Now that we’ve got a sense of the broad categories of FOSS licenses lets take a quick look at how a program can be impacted by the preexisting FOSS tools it is based on. For the beginner developer, discovering how to add and use additional libraries in a program is a watershed moment that unlocks a world of potential. Sometimes the excitement of this moment can make it seem as if all of these tools are magical gifts bestowed by fairies or elves.

Keebler Elves This is not the dude to thank for that sweet web framework you just started using

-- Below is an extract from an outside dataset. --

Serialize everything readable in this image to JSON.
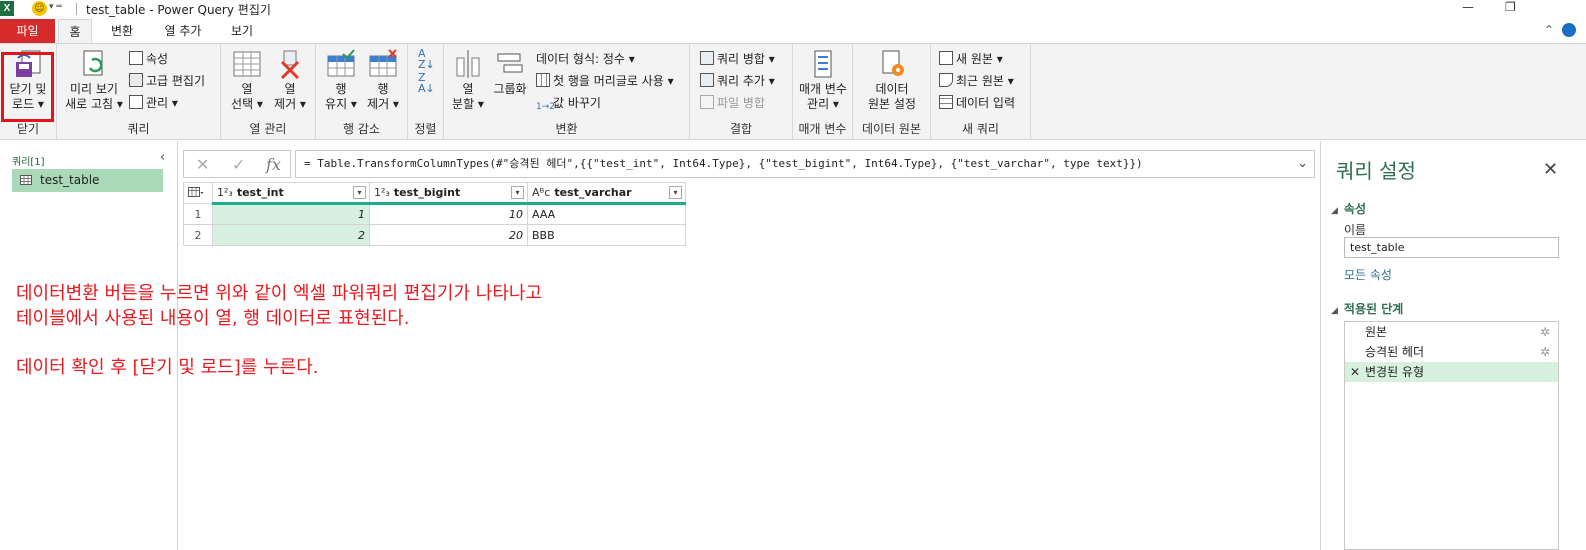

In fact, libraries are created and shared by developers like anyone else under terms of their choosing which can have a real impact on the software we use them in. Let’s take the Ruby gem ecosystem as an example. Ruby gems can be installed from public Git repositories or gem servers in addition to the popular catalog on Even on there is no restriction on a gem’s choice of license terms or even a requirement to have a license in the first place. Gems on frequently use FOSS licenses and provide metadata about their licenses that can be referenced by running “bundle licenses” to display an overview of the licenses for each of the gems installed in a given project. Here is the “bundle licenses” output for a sample program:

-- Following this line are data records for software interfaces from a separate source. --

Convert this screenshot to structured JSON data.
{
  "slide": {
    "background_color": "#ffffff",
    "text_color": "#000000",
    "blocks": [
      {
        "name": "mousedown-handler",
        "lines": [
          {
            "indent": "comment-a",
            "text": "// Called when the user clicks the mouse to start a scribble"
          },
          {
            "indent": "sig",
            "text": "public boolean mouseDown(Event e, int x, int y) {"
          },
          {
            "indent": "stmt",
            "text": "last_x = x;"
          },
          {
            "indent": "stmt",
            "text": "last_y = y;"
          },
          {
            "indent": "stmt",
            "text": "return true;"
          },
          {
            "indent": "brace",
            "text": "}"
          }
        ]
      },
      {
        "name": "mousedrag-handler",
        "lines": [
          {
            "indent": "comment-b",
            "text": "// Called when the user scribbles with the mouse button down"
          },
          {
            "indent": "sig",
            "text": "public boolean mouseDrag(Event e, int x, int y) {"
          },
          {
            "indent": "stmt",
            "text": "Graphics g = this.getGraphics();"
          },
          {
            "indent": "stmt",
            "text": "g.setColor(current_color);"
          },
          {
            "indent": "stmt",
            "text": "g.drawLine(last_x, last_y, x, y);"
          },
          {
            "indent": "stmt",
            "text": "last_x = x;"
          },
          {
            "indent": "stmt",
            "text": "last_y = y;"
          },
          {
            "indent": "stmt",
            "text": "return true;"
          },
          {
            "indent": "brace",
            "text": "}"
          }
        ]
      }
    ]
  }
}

Initial Bundle Licenses Output

The licenses here are mostly MIT with a couple of additional libraries licensed under other permissive licenses. Let’s say that I want to make a command-line application with an intuitive and visually rich interface the displays colored console text. I have no idea how to do that but I do know that there is a great gem that can help me out. After requiring the colorize gem, I can check the output of “bundle licenses” to see if anything has changed:

Bundle Licenses Output With Colorize Gem

As you can see, the license of colorize is “GPL-2.0”, a strong copyleft license (technically the license is GPLv2+ but that’s a whole other blog post). As a result of using this gem I’m now accountable for abiding by it’s license including licensing my program to users under the same or compatible license terms.


While I could happily keep writing about this topic for days, I think this post gives a good taste of what FOSS is, the different types of FOSS, and some of the issues to look out for when using FOSS in a program.

FOSS is an incredibly powerful resource for software developers and it is important to have a basic concept of what FOSS is all about and what using it requires of us in return.

  1. DISCLAIMER: Nothing in this post should be construed as legal advice and it is not a substitute for the advice of a competent attorney. This post is intentionally written as introductory material intended for those wholly unfamiliar with concepts such as FOSS and software licensing. It is intentionally over-simplified. TLDR: This stuff is complicated. Talk to your lawyer.